For the record, I wish to clarify my position on the halachic definition of death as pertains to the Dec. 3 story on the Rabbinical Council of America report on brain death and the manner in which my views were cited (“RCA Backs Off Stand On Brain Death For Transplants”).
I never suggested that the RCA report might lead to the death of anyone. The RCA issued a study on the definition of death in which it presented all of the halachic alternatives. The report was carefully done in an objective manner by excellent rabbinic scholars who had no agenda in doing their study.
They presented a majority opinion that rejected brain death and instead advocated for other alternatives. They presented brain death, as well, as a minority opinion. The consequence of the majority opinion would be the inability of Orthodox Jews to donate organs for transplants.
Therefore, I said that in my opinion, the minority opinion, which accepts brain death as the criterion for death, should be embraced by the rabbinic community. It is becoming increasingly more difficult to allow people of a particular group to receive vital organ transplants if they will not donate organs as well. Failure of the Orthodox community to donate organs could have dire consequences for that community if there is a backlash in the medical community to such a trend.
This is important in both the diaspora and Israel. In fact, in Israel the majority of rabbinic authorities as well as doctors in the religious Zionist Torah-educated community use brain death as the criterion for death. You cannot have a viable state today that denies its citizens the lifesaving possibility of organ donation.
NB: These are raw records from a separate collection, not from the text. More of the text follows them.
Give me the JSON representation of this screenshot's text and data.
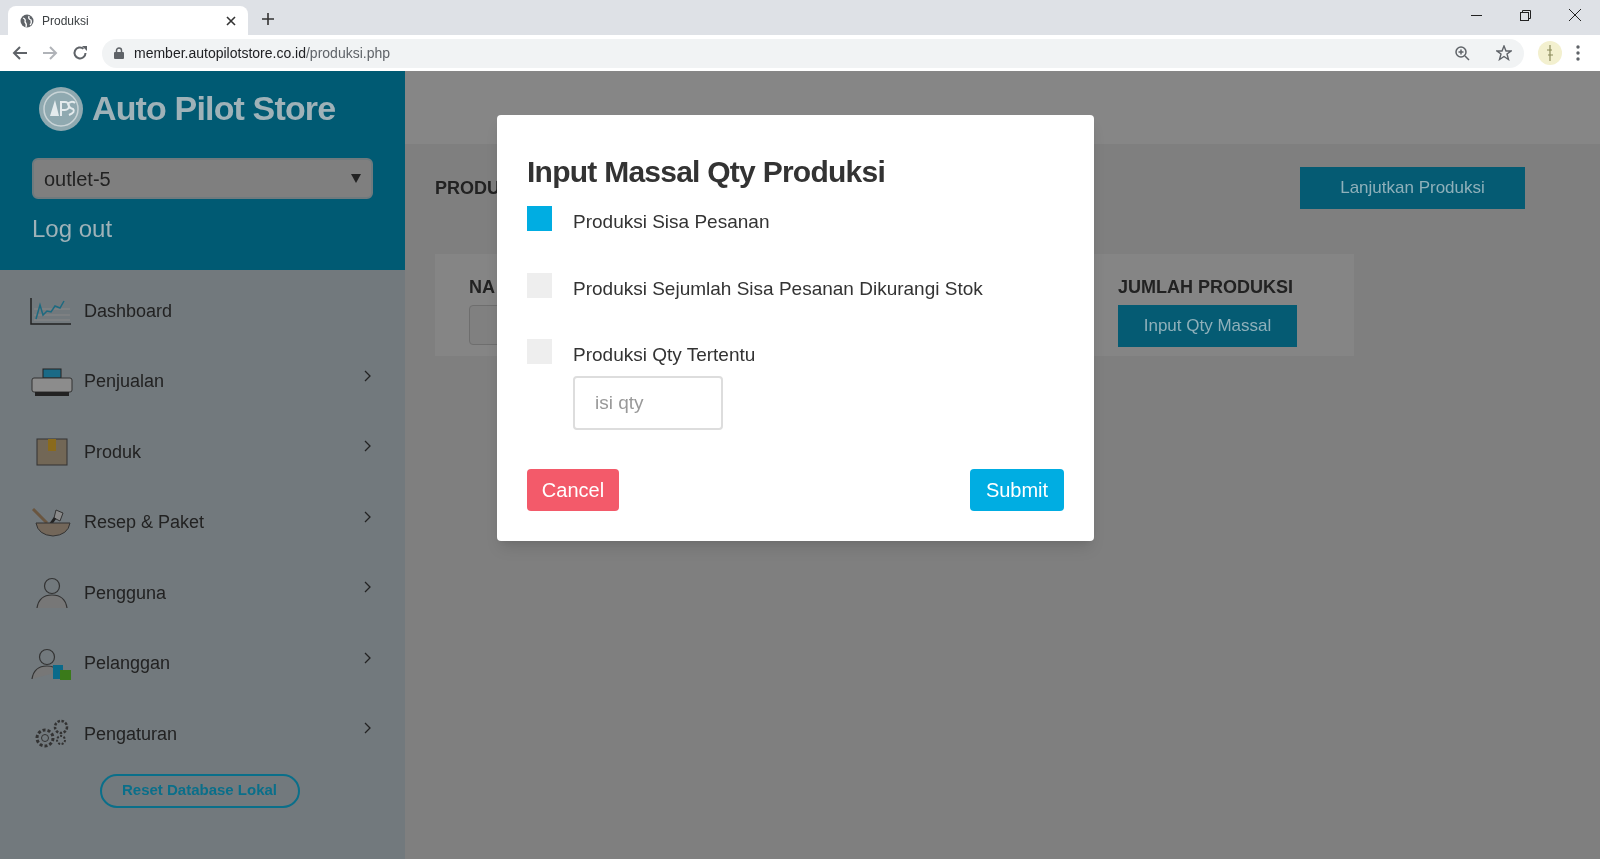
{
  "browser": {
    "tab_title": "Produksi",
    "url_host": "member.autopilotstore.co.id",
    "url_path": "/produksi.php"
  },
  "sidebar": {
    "brand": "Auto Pilot Store",
    "outlet": "outlet-5",
    "logout": "Log out",
    "items": [
      {
        "label": "Dashboard",
        "expandable": false
      },
      {
        "label": "Penjualan",
        "expandable": true
      },
      {
        "label": "Produk",
        "expandable": true
      },
      {
        "label": "Resep & Paket",
        "expandable": true
      },
      {
        "label": "Pengguna",
        "expandable": true
      },
      {
        "label": "Pelanggan",
        "expandable": true
      },
      {
        "label": "Pengaturan",
        "expandable": true
      }
    ],
    "reset_button": "Reset Database Lokal"
  },
  "page": {
    "heading": "PRODU",
    "continue_button": "Lanjutkan Produksi",
    "column_1": "NA",
    "column_2": "JUMLAH PRODUKSI",
    "mass_button": "Input Qty Massal"
  },
  "modal": {
    "title": "Input Massal Qty Produksi",
    "options": [
      {
        "label": "Produksi Sisa Pesanan",
        "checked": true
      },
      {
        "label": "Produksi Sejumlah Sisa Pesanan Dikurangi Stok",
        "checked": false
      },
      {
        "label": "Produksi Qty Tertentu",
        "checked": false
      }
    ],
    "qty_placeholder": "isi qty",
    "cancel": "Cancel",
    "submit": "Submit"
  }
}
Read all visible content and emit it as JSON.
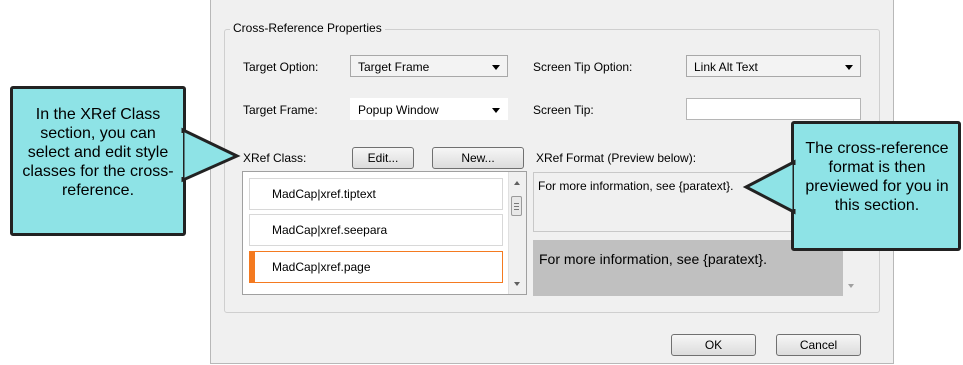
{
  "dialog": {
    "group_title": "Cross-Reference Properties",
    "target_option": {
      "label": "Target Option:",
      "value": "Target Frame"
    },
    "screen_tip_option": {
      "label": "Screen Tip Option:",
      "value": "Link Alt Text"
    },
    "target_frame": {
      "label": "Target Frame:",
      "value": "Popup Window"
    },
    "screen_tip": {
      "label": "Screen Tip:",
      "value": ""
    },
    "xref_class": {
      "label": "XRef Class:",
      "edit_label": "Edit...",
      "new_label": "New...",
      "items": [
        "MadCap|xref.tiptext",
        "MadCap|xref.seepara",
        "MadCap|xref.page"
      ],
      "selected_index": 2
    },
    "xref_format": {
      "label": "XRef Format (Preview below):",
      "value": "For more information, see {paratext}.",
      "preview": "For more information, see {paratext}."
    },
    "ok_label": "OK",
    "cancel_label": "Cancel"
  },
  "callouts": {
    "left": "In the XRef Class section, you can select and edit style classes for the cross-reference.",
    "right": "The cross-reference format is then previewed for you in this section."
  },
  "colors": {
    "callout_fill": "#8ee3e6",
    "selection_accent": "#f47a20",
    "preview_bg": "#c0c0c0"
  }
}
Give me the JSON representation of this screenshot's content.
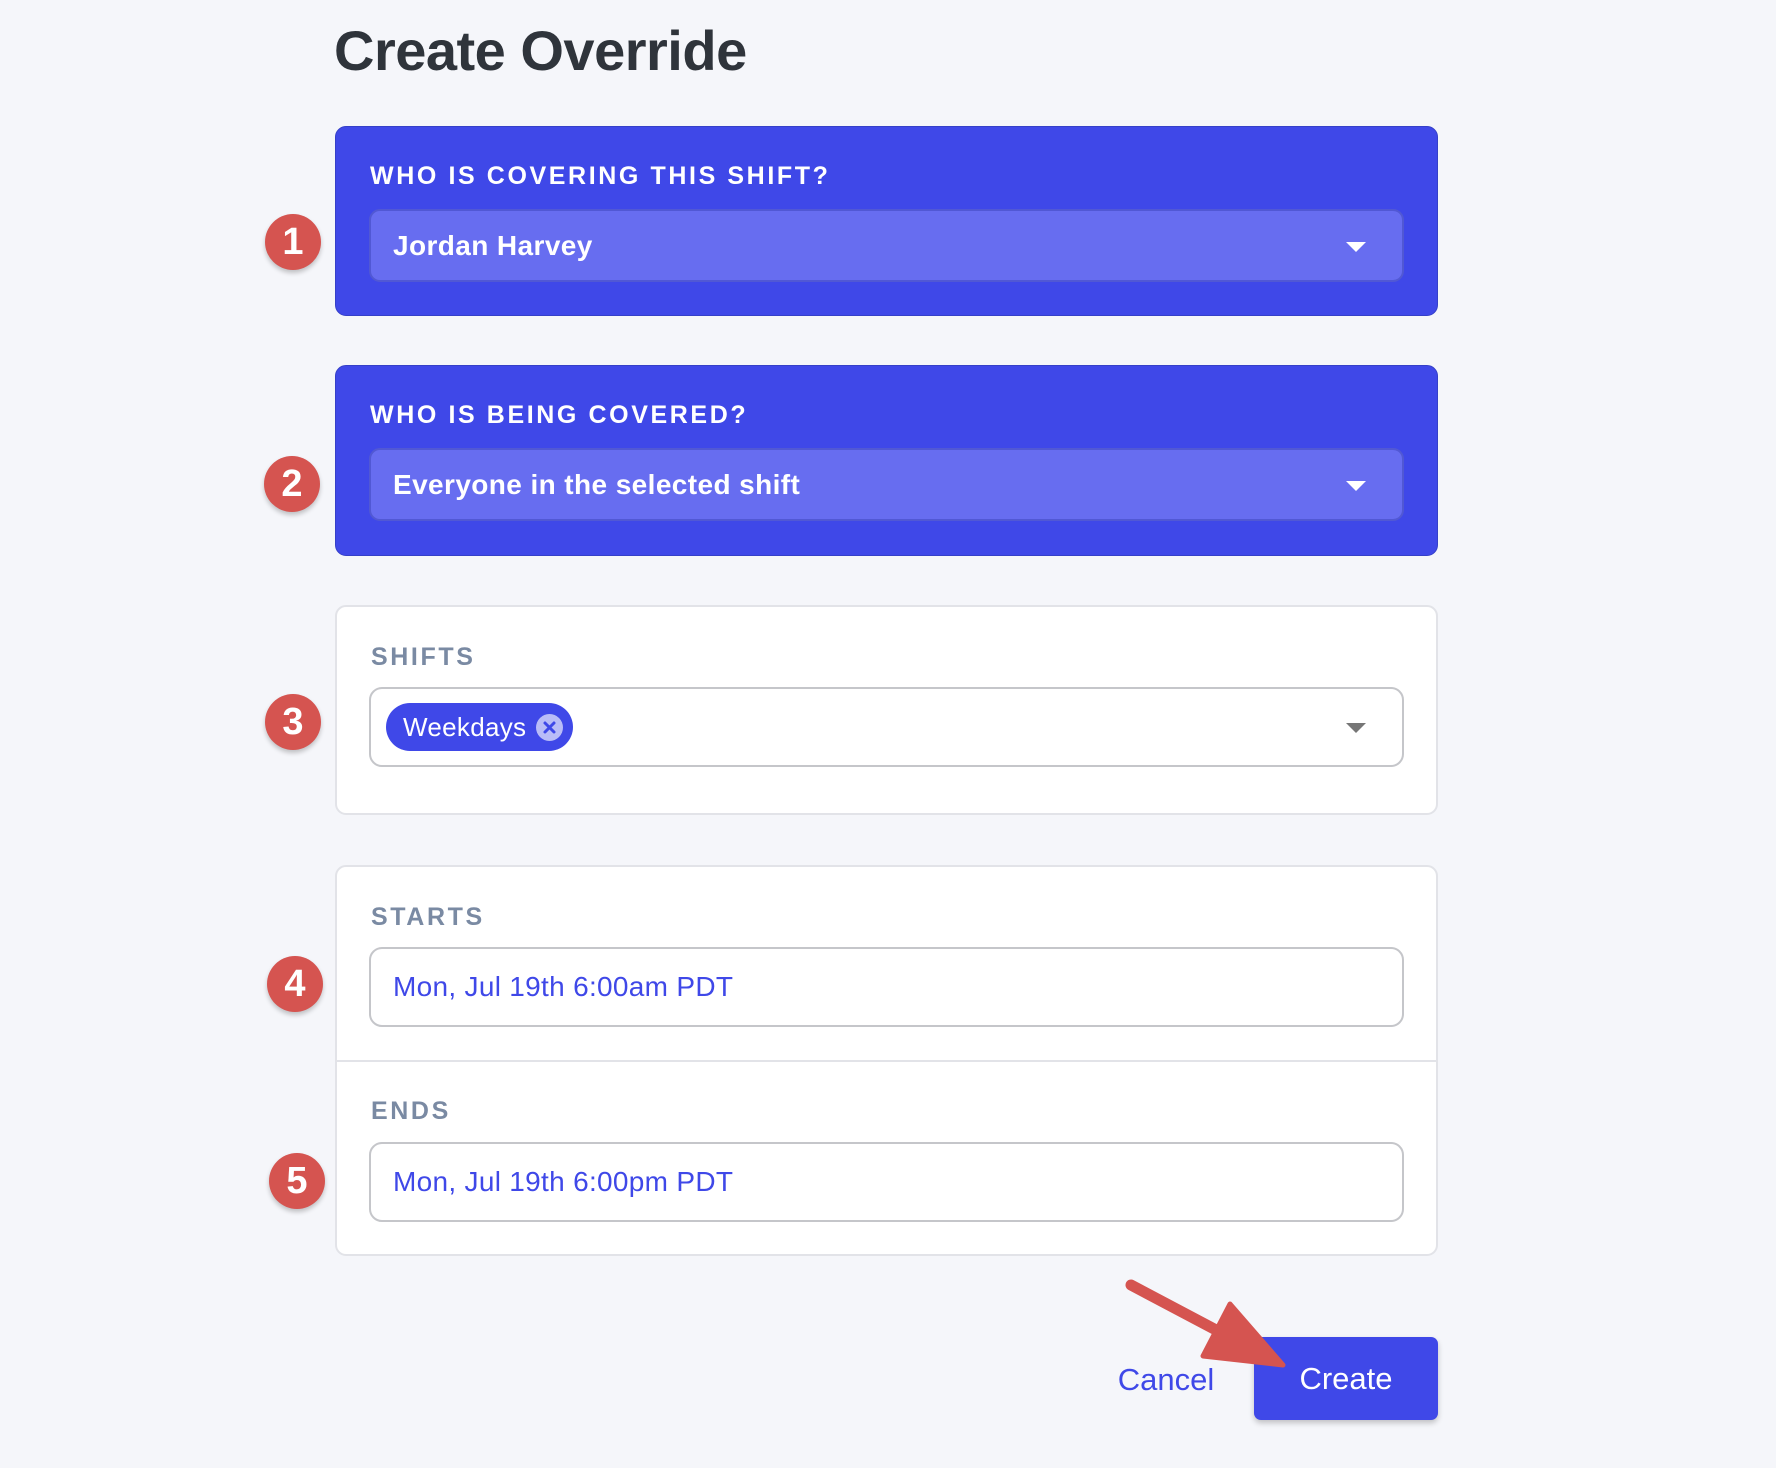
{
  "page": {
    "title": "Create Override"
  },
  "covering": {
    "label": "Who is covering this shift?",
    "value": "Jordan Harvey",
    "icon": "caret-down-icon"
  },
  "covered": {
    "label": "Who is being covered?",
    "value": "Everyone in the selected shift",
    "icon": "caret-down-icon"
  },
  "shifts": {
    "label": "Shifts",
    "selected": [
      {
        "label": "Weekdays",
        "remove_icon": "close-circle-icon"
      }
    ],
    "icon": "caret-down-icon"
  },
  "starts": {
    "label": "Starts",
    "value": "Mon, Jul 19th 6:00am PDT"
  },
  "ends": {
    "label": "Ends",
    "value": "Mon, Jul 19th 6:00pm PDT"
  },
  "actions": {
    "cancel_label": "Cancel",
    "create_label": "Create"
  },
  "annotations": {
    "badges": [
      "1",
      "2",
      "3",
      "4",
      "5"
    ],
    "arrow_target": "create-button",
    "badge_color": "#d55450",
    "arrow_color": "#d55450"
  },
  "colors": {
    "accent": "#3f48e8",
    "select_fill": "#676df0",
    "label_gray": "#7a8aa3",
    "background": "#f5f6fa"
  }
}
At the same time, it is important in my view not to impose any definition of death as a matter of public policy. The religious rights of citizens of all halachic points of view should be respected and protected.